There’s a word, "snarge", which means the gunky pink residue deposited inside and around a jet engine in the aftermath of a bird strike.
Aeroplanes are so massive and fast, and birds are so tiny and slow, that the most basic rule of physics transmutes the animal into a kind of blood mist. This transformation kills the bird, who becomes irretrievably splooged all up the innards of an Airbus, like an Innocent Smoothie poured down the back of a sofa cushion.
While riding the Trek Super Commuter+ 8, I feared for the bodily integrity of London’s pigeons. This bike is big and red and gets you to work on chunky Motocross tyres that look like they could ride over the traffic rather than through it. Given its speed and mass, as well the slow reaction times of pigeons, I’m confident that each bike will accidentally snarge a flock or two in its operational lifetime. Trek should throw in a complimentary box of wet wipes with each sale.

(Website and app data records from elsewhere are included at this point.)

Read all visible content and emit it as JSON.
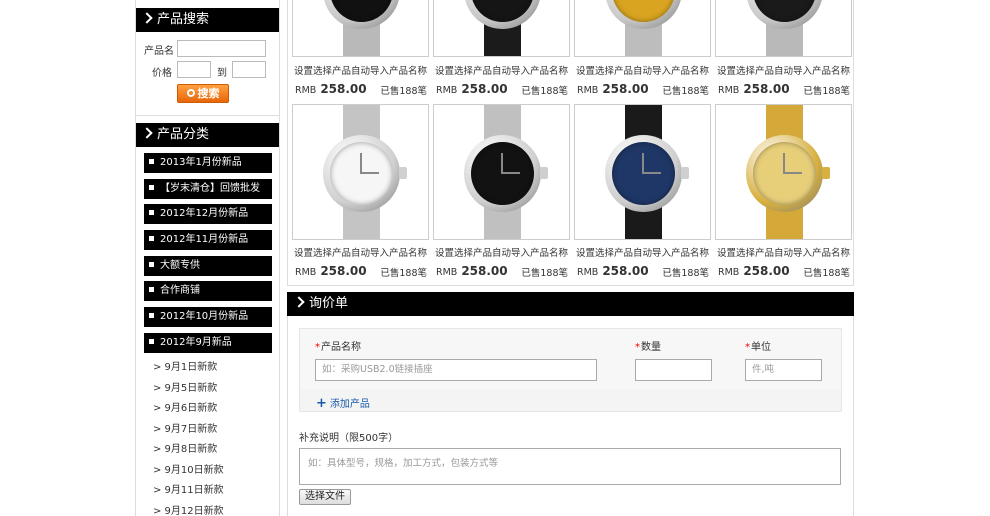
{
  "search": {
    "title": "产品搜索",
    "name_label": "产品名",
    "name_value": "",
    "price_label": "价格",
    "to_label": "到",
    "price_min": "",
    "price_max": "",
    "button_label": "搜索"
  },
  "category": {
    "title": "产品分类",
    "items": [
      {
        "label": "2013年1月份新品"
      },
      {
        "label": "【岁末清仓】回馈批发"
      },
      {
        "label": "2012年12月份新品"
      },
      {
        "label": "2012年11月份新品"
      },
      {
        "label": "大额专供"
      },
      {
        "label": "合作商铺"
      },
      {
        "label": "2012年10月份新品"
      },
      {
        "label": "2012年9月新品"
      }
    ],
    "subitems": [
      {
        "label": "> 9月1日新款"
      },
      {
        "label": "> 9月5日新款"
      },
      {
        "label": "> 9月6日新款"
      },
      {
        "label": "> 9月7日新款"
      },
      {
        "label": "> 9月8日新款"
      },
      {
        "label": "> 9月10日新款"
      },
      {
        "label": "> 9月11日新款"
      },
      {
        "label": "> 9月12日新款"
      }
    ]
  },
  "products": [
    {
      "name": "设置选择产品自动导入产品名称",
      "currency": "RMB",
      "price": "258.00",
      "sold": "已售188笔",
      "case": "#c9c9c9",
      "dial": "#111111",
      "band": "#b9b9b9"
    },
    {
      "name": "设置选择产品自动导入产品名称",
      "currency": "RMB",
      "price": "258.00",
      "sold": "已售188笔",
      "case": "#c9c9c9",
      "dial": "#151515",
      "band": "#1b1b1b"
    },
    {
      "name": "设置选择产品自动导入产品名称",
      "currency": "RMB",
      "price": "258.00",
      "sold": "已售188笔",
      "case": "#c9c9c9",
      "dial": "#d9a520",
      "band": "#bdbdbd"
    },
    {
      "name": "设置选择产品自动导入产品名称",
      "currency": "RMB",
      "price": "258.00",
      "sold": "已售188笔",
      "case": "#c9c9c9",
      "dial": "#1a1a1a",
      "band": "#b9b9b9"
    },
    {
      "name": "设置选择产品自动导入产品名称",
      "currency": "RMB",
      "price": "258.00",
      "sold": "已售188笔",
      "case": "#d0d0d0",
      "dial": "#f6f6f6",
      "band": "#c4c4c4"
    },
    {
      "name": "设置选择产品自动导入产品名称",
      "currency": "RMB",
      "price": "258.00",
      "sold": "已售188笔",
      "case": "#cfcfcf",
      "dial": "#121212",
      "band": "#c0c0c0"
    },
    {
      "name": "设置选择产品自动导入产品名称",
      "currency": "RMB",
      "price": "258.00",
      "sold": "已售188笔",
      "case": "#cfcfcf",
      "dial": "#1f3766",
      "band": "#1a1a1a"
    },
    {
      "name": "设置选择产品自动导入产品名称",
      "currency": "RMB",
      "price": "258.00",
      "sold": "已售188笔",
      "case": "#d8b040",
      "dial": "#e7cf7a",
      "band": "#d4a93a"
    }
  ],
  "inquiry": {
    "title": "询价单",
    "product_name_label": "产品名称",
    "product_name_placeholder": "如：采购USB2.0链接插座",
    "quantity_label": "数量",
    "quantity_value": "",
    "unit_label": "单位",
    "unit_placeholder": "件,吨",
    "add_product_label": "添加产品",
    "note_label": "补充说明（限500字）",
    "note_placeholder": "如：具体型号，规格，加工方式，包装方式等",
    "file_button_label": "选择文件",
    "required_mark": "*"
  }
}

Electric bikes work by providing some additional “push”, multiplying your pedal power and boosting you up to the EU-mandated limit of around 15mph before the motor stops assisting.
On this bike’s highest assistance setting, called Turbo, you bolt away from traffic lights like a slapped horse. The initial acceleration is so ferocious, in fact, that reaching the motor’s speed limit is like hitting treacle. On saner assistance settings, it’s a smoother and less thrilling ordeal, as you’re eased up to top speed and able to coast along with a bit of gentle pedalling.
On this bike’s highest assistance setting, called Turbo, you bolt away from traffic lights like a slapped horse.
The result is a breezy ride on which you’ll struggle to break a sweat. Hills that were once drawn-out, low-gear slogs become leisurely ascents, propelled by the beefy Bosch battery between your legs. Your mileage will vary greatly, depending on a number of conditions, including how much effort you’re putting in, the road quality and the frequence of stopping. My daily round commute of about ten hilly miles (using maximum assistance, because my legs are precious and I am so often hungover) is easily covered several times over by a single charge.
Other electric bikes place the motor in either the front or rear wheel hub, which can make them feel oddly balanced and, when storing them, difficult to carry. With the Super Commuter the motor is positioned between the pedals in a shielded box, to provide direct torque, which leaves room on the wheel hubs for more important stuff like hydraulic disc brakes and Shimano gears.
Subtly convenient too is how the front and rear lights are powered by the bike itself, rather than from a USB charge or an endless supply of poundshop batteries.
There are some drawbacks, depending on your personal circumstances. Those with especially pothole-besmirched routes might want to consider a bike with some suspension. Once you’re zipping along at electrically assisted speeds, bumpier London roads can take their toll on the tootsie, in some extreme cases snarging the gooch beyond recognition.
Misanthropes and the socially awkward should also be warned that your giant red electric bike will attract the attention of other cyclists, who’ll want to stop and ask questions. The bell is also pretty pathetic considering the £3,800 price tag, producing a rather plain “ding”, rather than the more upmarket “br-r-r-ing br-r-r-ing”.
Those minor points aside, the Trek Super Commuter+ 8 is an outstanding electric bike and – now that the city is finally emerging from the coldest depths of winter like a huge sleepy bear made out of buildings and roads – a serious alternative to driving a car in London.
Despite looking like a pigeon-crushing tank, it glides like a pigeon-crushing angel, and sets an incredibly high standard for the competition to follow.
Frame: A high-performance hydroformed e-bike frame with integrated battery and Motor Armour
Fork: Rigid Carbon with integrated mudguard mount and RockShox Maxle Stealth axle
Wheels: Shimano XT hubs, 15 mm front; double-walled rims with eyelets
Front Hub: Shimano XT, 15 mm thru-axle
Rear Hub: Shimano XT
Rims: Double walled with eyelets
Tyres: Schwalbe Super Moto-X with GreenGuard puncture protection, 650Bx2.40, ECE-R75 certified
Shifters: Shimano XT Rapid Fire
Rear derailleur: Shimano XT Shadow Plus
Crank: RIDE+ aluminium, 18T
Cassette: Shimano M8000 11-42T, 11-speed
Saddle: Bontrager Evoke 2
Seatpost: Bontrager Race
Handlebar: Bontrager Lowriser
Grips: Bontrager Satellite Elite ergonomic, lock-on
Stem: Bontrager Elite 7-degree w/Blendr adapters
Brake set: Shimano M615 hydraulic disc
Battery: Bosch PowerPack 500 (500 Wh)
Controller: Bosch Purion
Motor: Bosch Performance CX, 25 Km/h, 250 Watt
Extras: Motor Armour, bell